▸ **Task requirements**: As you reproduce every line below, keep it exactly as written and leave out the images.

*** Opening of Recorded information ***

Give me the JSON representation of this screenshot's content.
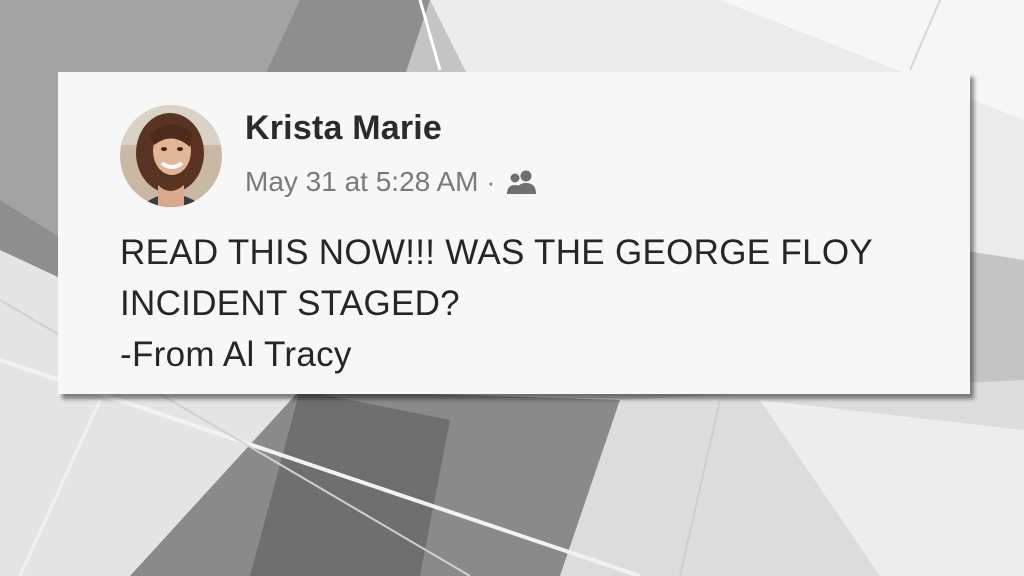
{
  "post": {
    "author_name": "Krista Marie",
    "timestamp": "May 31 at 5:28 AM",
    "separator": "·",
    "audience_icon": "friends-icon",
    "body_lines": [
      "READ THIS NOW!!! WAS THE GEORGE FLOY",
      "INCIDENT STAGED?",
      "-From Al Tracy"
    ]
  },
  "colors": {
    "card_background": "#f7f7f7",
    "author_text": "#2b2b2b",
    "meta_text": "#7a7a7a",
    "body_text": "#262626",
    "background_gray": "#bdbdbd"
  }
}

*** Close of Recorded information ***

▸ **The completed task**:
Give me the JSON representation of this screenshot's content.
{
  "post": {
    "author_name": "Krista Marie",
    "timestamp": "May 31 at 5:28 AM",
    "separator": "·",
    "audience_icon": "friends-icon",
    "body_lines": [
      "READ THIS NOW!!! WAS THE GEORGE FLOY",
      "INCIDENT STAGED?",
      "-From Al Tracy"
    ]
  },
  "colors": {
    "card_background": "#f7f7f7",
    "author_text": "#2b2b2b",
    "meta_text": "#7a7a7a",
    "body_text": "#262626",
    "background_gray": "#bdbdbd"
  }
}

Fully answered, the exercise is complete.